Be a part of Women in Games International! In our Linkedin group alone, you can connect to over 300 others in the industry. And WIGI’s got mentoring, the conferences, the mixers, an online career center and we’re growing all the time! If you think we need something, volunteer and make it happen!
For anyone who hasn’t attended a WIGI conference, can you describe what the focus is, and what they would experience for attending a conference?
Each conference has a different focus and different speakers. Generally they start with an individual keynote speaker, and then expand on similar topics with panel discussions. There are also roundtable meetings where attendees get a chance to share with others with special interests.
There are a lot of different kinds of people at the conference—some industry veterans along with new people, those who are trying to get into the industry and students.
The WIGI conferences are a good place to network and be a part of current discussion about women, games and the future of the industry.
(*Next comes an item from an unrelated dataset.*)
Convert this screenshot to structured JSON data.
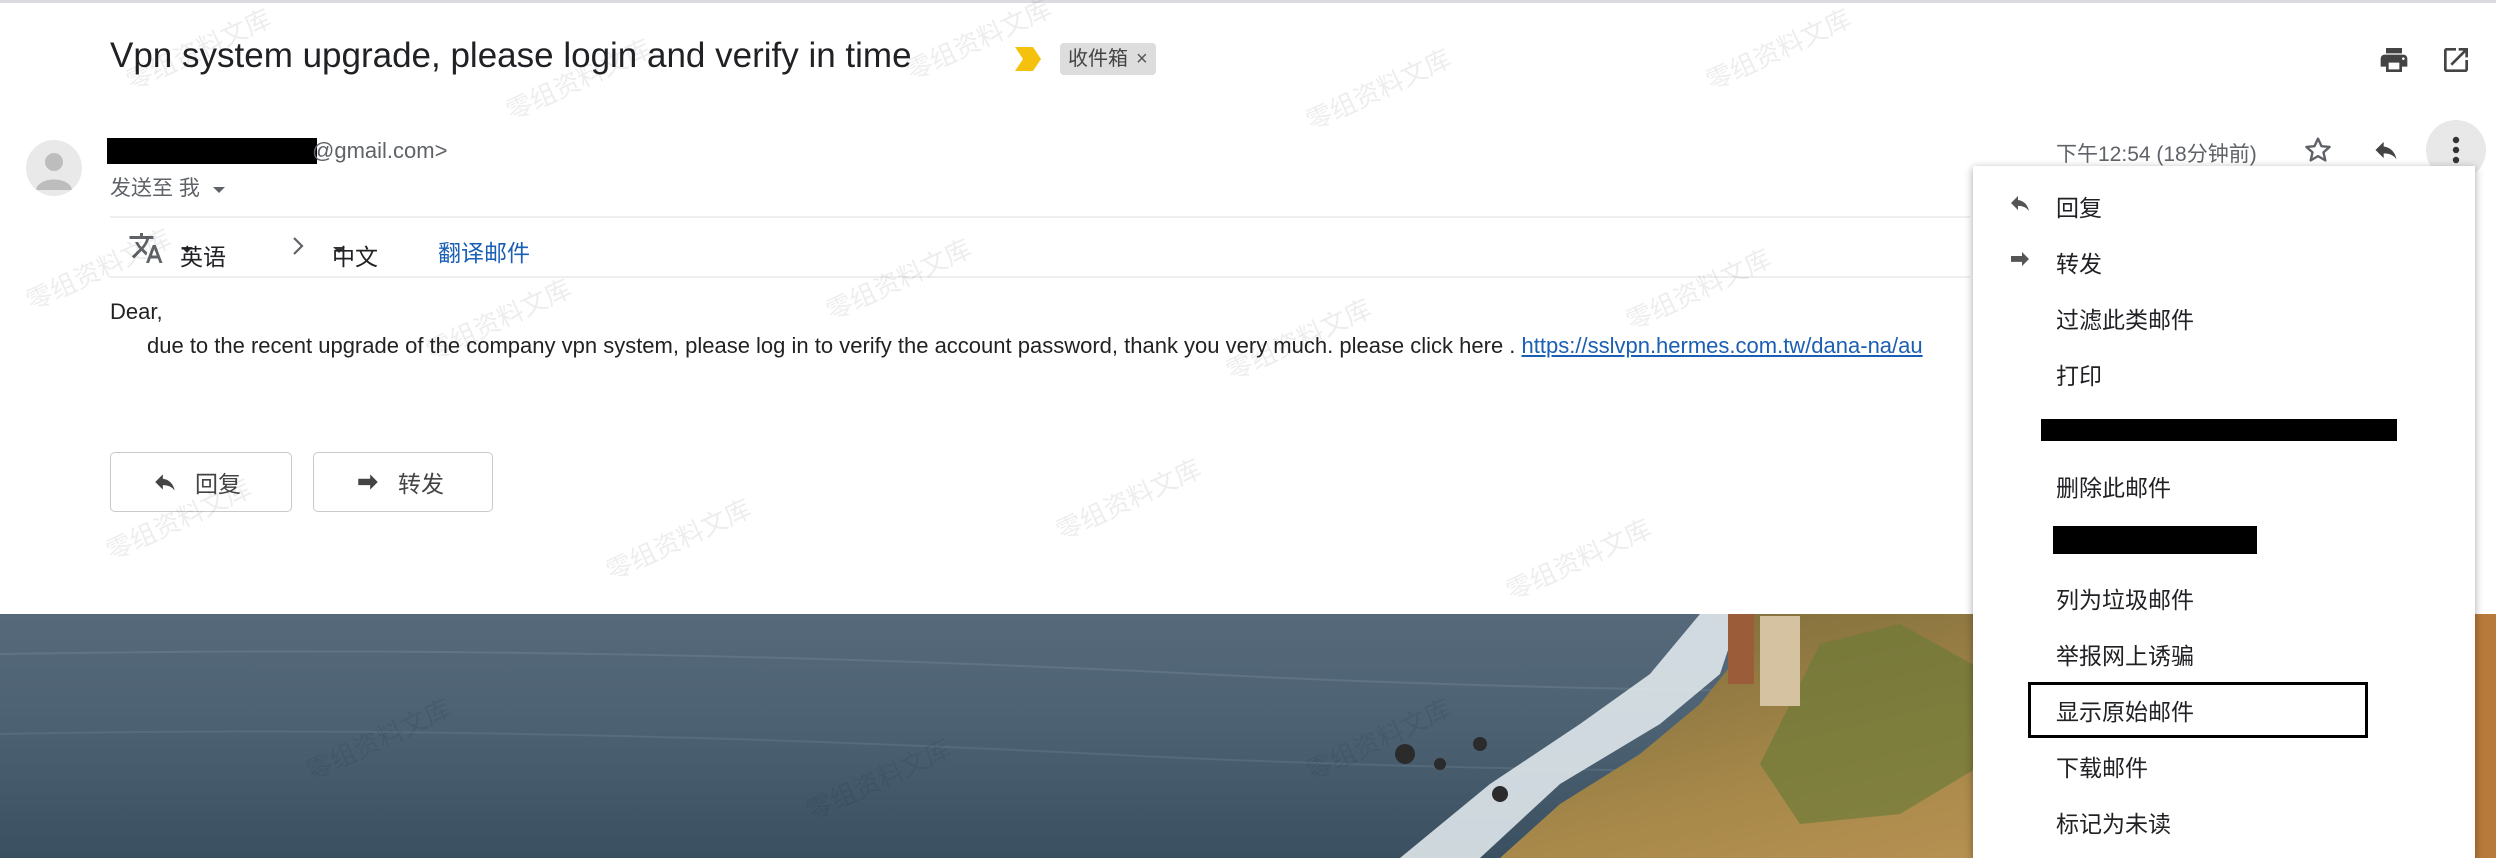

It’s amazing to see all the experience and enthusiasm out there!
How did you get involved with Women in Games International?
I saw an announcement for the first WIGI conference in 2005 in GamaSutra Daily, but it was too far away for me to go. When I saw the GamaSutra announcement for the February 2006 San Francisco conference, I made special plans to attend from Los Angeles. I had just started my company a few months before, and I was looking to change my level of industry involvement and networking.
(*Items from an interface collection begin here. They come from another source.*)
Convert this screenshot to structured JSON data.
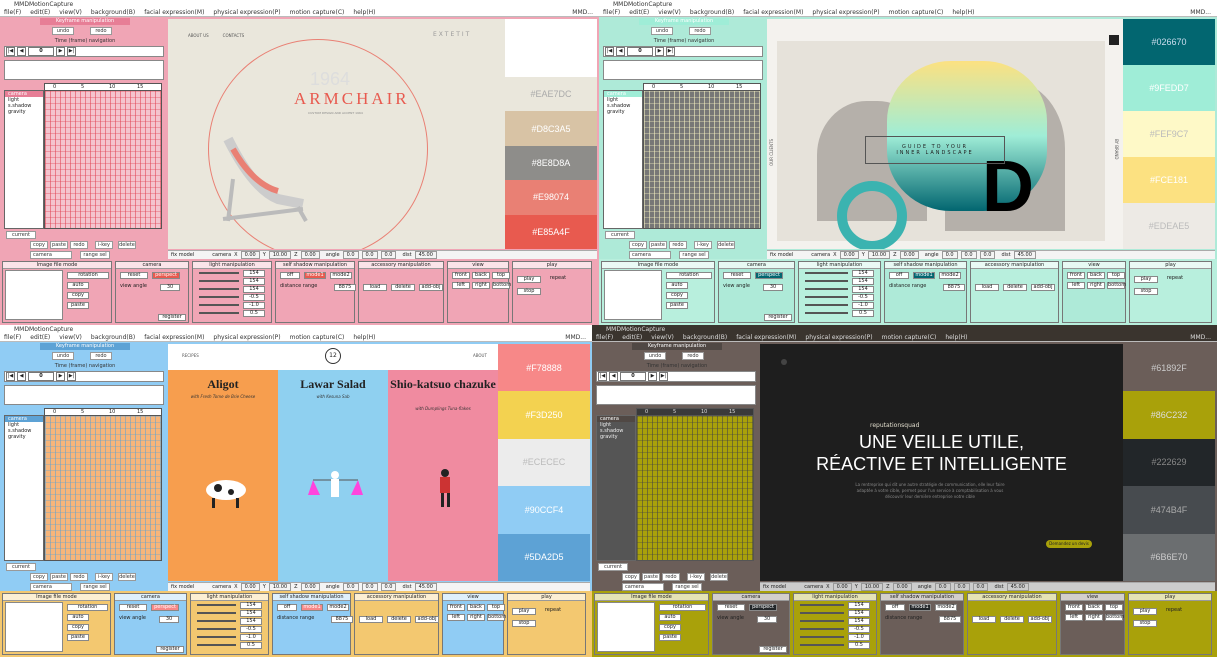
{
  "app": {
    "title": "MMDMotionCapture",
    "menu": [
      "file(F)",
      "edit(E)",
      "view(V)",
      "background(B)",
      "facial expression(M)",
      "physical expression(P)",
      "motion capture(C)",
      "help(H)"
    ],
    "version_right": "MMD..."
  },
  "left_panel": {
    "keyframe_title": "Keyframe manipulation",
    "undo": "undo",
    "redo": "redo",
    "timeline_title": "Time (frame) navigation",
    "frame_value": "0",
    "ruler": [
      "0",
      "5",
      "10",
      "15"
    ],
    "tracks": [
      "camera",
      "light",
      "s.shadow",
      "gravity"
    ],
    "current_btn": "current",
    "copy": "copy",
    "paste": "paste",
    "redo2": "redo",
    "ikey": "i-key",
    "delete": "delete",
    "camera_label": "camera",
    "range_label": "range sel"
  },
  "quadrants": [
    {
      "site_nav": [
        "ABOUT US",
        "CONTACTS"
      ],
      "brand": "EXTETIT",
      "year": "1964",
      "title": "ARMCHAIR",
      "sub": "CUSTOM DESIGN AND ACCENT 1964",
      "swatches": [
        {
          "hex": "#EAE7DC",
          "color": "#EAE7DC",
          "text": "#aaa"
        },
        {
          "hex": "#D8C3A5",
          "color": "#D8C3A5",
          "text": "#fff"
        },
        {
          "hex": "#8E8D8A",
          "color": "#8E8D8A",
          "text": "#fff"
        },
        {
          "hex": "#E98074",
          "color": "#E98074",
          "text": "#fff"
        },
        {
          "hex": "#E85A4F",
          "color": "#E85A4F",
          "text": "#fff"
        }
      ]
    },
    {
      "tagline1": "GUIDE TO YOUR",
      "tagline2": "INNER LANDSCAPE",
      "letter": "D",
      "left_side": "OUR CLIENTS",
      "right_side": "BY BRAND",
      "swatches": [
        {
          "hex": "#026670",
          "color": "#026670",
          "text": "#cde"
        },
        {
          "hex": "#9FEDD7",
          "color": "#9FEDD7",
          "text": "#fff"
        },
        {
          "hex": "#FEF9C7",
          "color": "#FEF9C7",
          "text": "#bbb"
        },
        {
          "hex": "#FCE181",
          "color": "#FCE181",
          "text": "#fff"
        },
        {
          "hex": "#EDEAE5",
          "color": "#EDEAE5",
          "text": "#bbb"
        }
      ]
    },
    {
      "nav_left": "RECIPES",
      "nav_right": "ABOUT",
      "logo": "12",
      "cards": [
        {
          "title": "Aligot",
          "sub": "with Fresh Tome de Brie Cheese",
          "bg": "#F79E4E"
        },
        {
          "title": "Lawar Salad",
          "sub": "with Kesuna Sab",
          "bg": "#8FD0F0"
        },
        {
          "title": "Shio-katsuo chazuke",
          "sub": "with Dumplings Tuna-flakes",
          "bg": "#F08BA0"
        }
      ],
      "swatches": [
        {
          "hex": "#F78888",
          "color": "#F78888",
          "text": "#fff"
        },
        {
          "hex": "#F3D250",
          "color": "#F3D250",
          "text": "#fff"
        },
        {
          "hex": "#ECECEC",
          "color": "#ECECEC",
          "text": "#bbb"
        },
        {
          "hex": "#90CCF4",
          "color": "#90CCF4",
          "text": "#fff"
        },
        {
          "hex": "#5DA2D5",
          "color": "#5DA2D5",
          "text": "#fff"
        }
      ]
    },
    {
      "brand": "reputationsquad",
      "h1": "UNE VEILLE UTILE,",
      "h2": "RÉACTIVE ET INTELLIGENTE",
      "body": "La rentreprise qui dit une autre stratégie de communication, elle leur faire adaptée à votre cible, permet pour l'un service à comptabilisation à vous découvrir leur dernière entreprise votre cible",
      "cta": "Demandez un devis",
      "swatches": [
        {
          "hex": "#61892F",
          "color": "#6B5E59",
          "text": "#ccc"
        },
        {
          "hex": "#86C232",
          "color": "#A9A10A",
          "text": "#ddd"
        },
        {
          "hex": "#222629",
          "color": "#222629",
          "text": "#888"
        },
        {
          "hex": "#474B4F",
          "color": "#474B4F",
          "text": "#aaa"
        },
        {
          "hex": "#6B6E70",
          "color": "#6B6E70",
          "text": "#ccc"
        }
      ]
    }
  ],
  "statusbar": {
    "mode": "fix model",
    "camera": "camera",
    "x": "X",
    "x_val": "0.00",
    "y": "Y",
    "y_val": "10.00",
    "z": "Z",
    "z_val": "0.00",
    "angle": "angle",
    "ax": "0.0",
    "ay": "0.0",
    "az": "0.0",
    "dist": "dist",
    "dist_val": "45.00"
  },
  "bottom": {
    "image_title": "Image file mode",
    "rotation": "rotation",
    "camera_light": "camera/light/accesso",
    "ok": "ok",
    "auto": "auto",
    "copy": "copy",
    "paste": "paste",
    "load": "load",
    "delete": "delete",
    "color": "color",
    "pattern": "pattern",
    "camera_title": "camera",
    "reset": "reset",
    "perspect": "perspect",
    "view_angle": "view angle",
    "va_val": "30",
    "register": "register",
    "light_title": "light manipulation",
    "light_vals": [
      "154",
      "154",
      "154",
      "-0.5",
      "-1.0",
      "0.5"
    ],
    "shadow_title": "self shadow manipulation",
    "off": "off",
    "mode1": "mode1",
    "mode2": "mode2",
    "distance": "distance range",
    "dist_val": "8875",
    "acc_title": "accessory manipulation",
    "add_obj": "add-obj",
    "view_title": "view",
    "front": "front",
    "back": "back",
    "top": "top",
    "left": "left",
    "right": "right",
    "bottom": "bottom",
    "track": "track",
    "play_title": "play",
    "play": "play",
    "repeat": "repeat",
    "stop": "stop",
    "from_fr": "from frame",
    "to_fr": "to frame"
  },
  "themes": [
    {
      "menu": "#ffffff",
      "panel": "#F0A5B5",
      "panelDark": "#E77E96",
      "grid": "#F4C4CE",
      "gridLine": "#E04050",
      "bottom": "#F0A5B5",
      "accent": "#E85A4F"
    },
    {
      "menu": "#ffffff",
      "panel": "#AEEAD8",
      "panelDark": "#9FEDD7",
      "grid": "#777777",
      "gridLine": "#FEF9C7",
      "bottom": "#B8EFDD",
      "accent": "#026670"
    },
    {
      "menu": "#ffffff",
      "panel": "#90CCF4",
      "panelDark": "#5DA2D5",
      "grid": "#F7B57A",
      "gridLine": "#5DA2D5",
      "bottom": "#F3C870",
      "accent": "#F78888"
    },
    {
      "menu": "#2e2a26",
      "panel": "#6B5E59",
      "panelDark": "#504844",
      "grid": "#A9A10A",
      "gridLine": "#444444",
      "bottom": "#A9A10A",
      "accent": "#222629"
    }
  ]
}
It may have been during the conference itself or perhaps shortly thereafter that I came up with the idea for an online community for women working in the video game industry. I thought it would be a great way to foster a strong group of people interested in building their careers and helping each other.
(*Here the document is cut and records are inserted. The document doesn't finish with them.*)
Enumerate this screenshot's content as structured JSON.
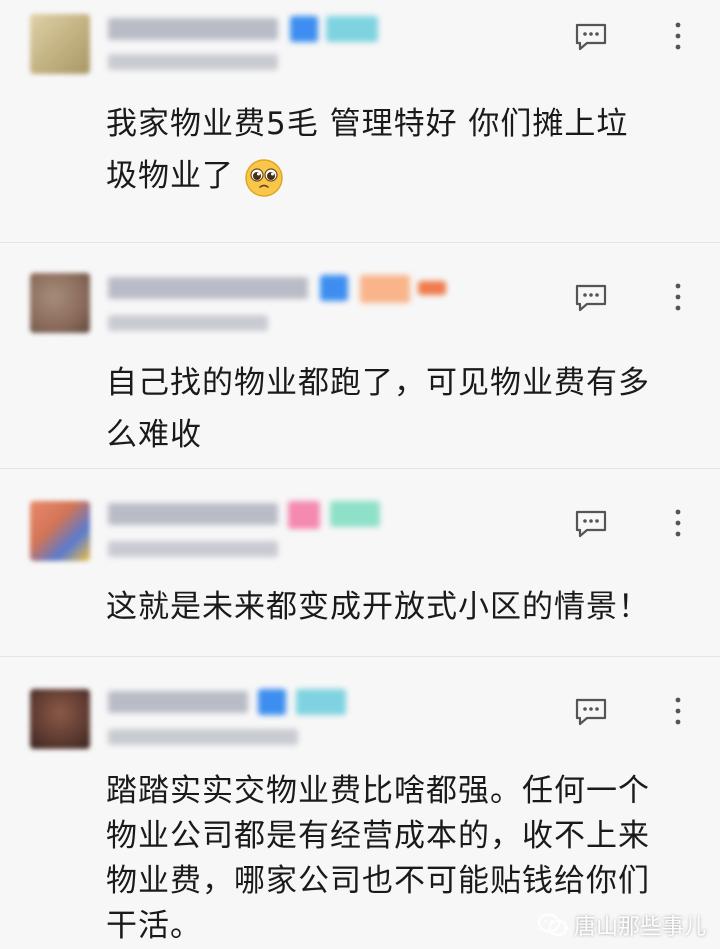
{
  "comments": [
    {
      "text_lines": [
        "我家物业费5毛 管理特好 你们摊上垃",
        "圾物业了"
      ],
      "avatar_color": "#c9b98a",
      "has_emoji": true
    },
    {
      "text_lines": [
        "自己找的物业都跑了，可见物业费有多",
        "么难收"
      ],
      "avatar_color": "#9a7e6c"
    },
    {
      "text_lines": [
        "这就是未来都变成开放式小区的情景！"
      ],
      "avatar_color": "#d88c74"
    },
    {
      "text_lines": [
        "踏踏实实交物业费比啥都强。任何一个",
        "物业公司都是有经营成本的，收不上来",
        "物业费，哪家公司也不可能贴钱给你们",
        "干活。"
      ],
      "avatar_color": "#6e4a40"
    }
  ],
  "icons": {
    "comment": "comment-icon",
    "more": "more-vertical-icon",
    "emoji": "pleading-face-emoji",
    "watermark": "wechat-icon"
  },
  "watermark": {
    "text": "唐山那些事儿"
  },
  "colors": {
    "background": "#f7f7f7",
    "divider": "#e4e4e4",
    "text": "#1a1a1a",
    "icon": "#555555",
    "badge_blue": "#3d8ef0",
    "badge_teal": "#7fd3e0"
  }
}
During the Microsoft Women in Games Night at GDC 2006, I approached some WIGI people about the idea. I had thought about starting the online community on my own, but I decided it would be better to pool my energy with others working toward supporting women in games.
I originally wanted to set up my own server for the community, modeling it off Linkedin. After looking around for awhile for software and such, I decided Linkedin already had what I needed, so I started the group on that site.
Once I had over 100 people in the Linkedin group and it was growing every day, I started thinking about other ways to facilitate community building. I hosted the first WIGI Community Mixer last November in Los Angeles, and momentum has been building ever since!
WIGI has brought a new perspective to character development in video games. It’s refreshing to see how the purpose isn’t about developing video games just for female gamers. Have there been any changes you have seen in game development from companies who have had their employee attend a WIGI conference?
I haven’t noticed any specific changes in game development, but I have seen larger discussion in industry journals about subjects from WIGI conferences. Many parts of the industry are thinking about these issues and looking to move our business into the future.
The issue of the significant minority of women in the game industry, as well as the industry in general still developing for and marketing to a small group of men has been in many peoples’ awareness for years. WIGI has shown that awareness coupled with a “yeah, that’s too bad” mentality is not enough to create change.
And, of course, the industry is lately waking up to the fact that there’s an untapped market of 90+ percent of people who aren’t buying games. It’s just a fact of business: if the video game industry does not expand its business model and continue to build new markets, somebody else will, and they probably won’t know what they’re doing.
WIGI has brought the conversation to a larger number of people and has helped grow awareness, which will mean a bigger industry for all of us in the coming years.
WIGI Linkedin Group
Belinda M. Van Sickle Public Profile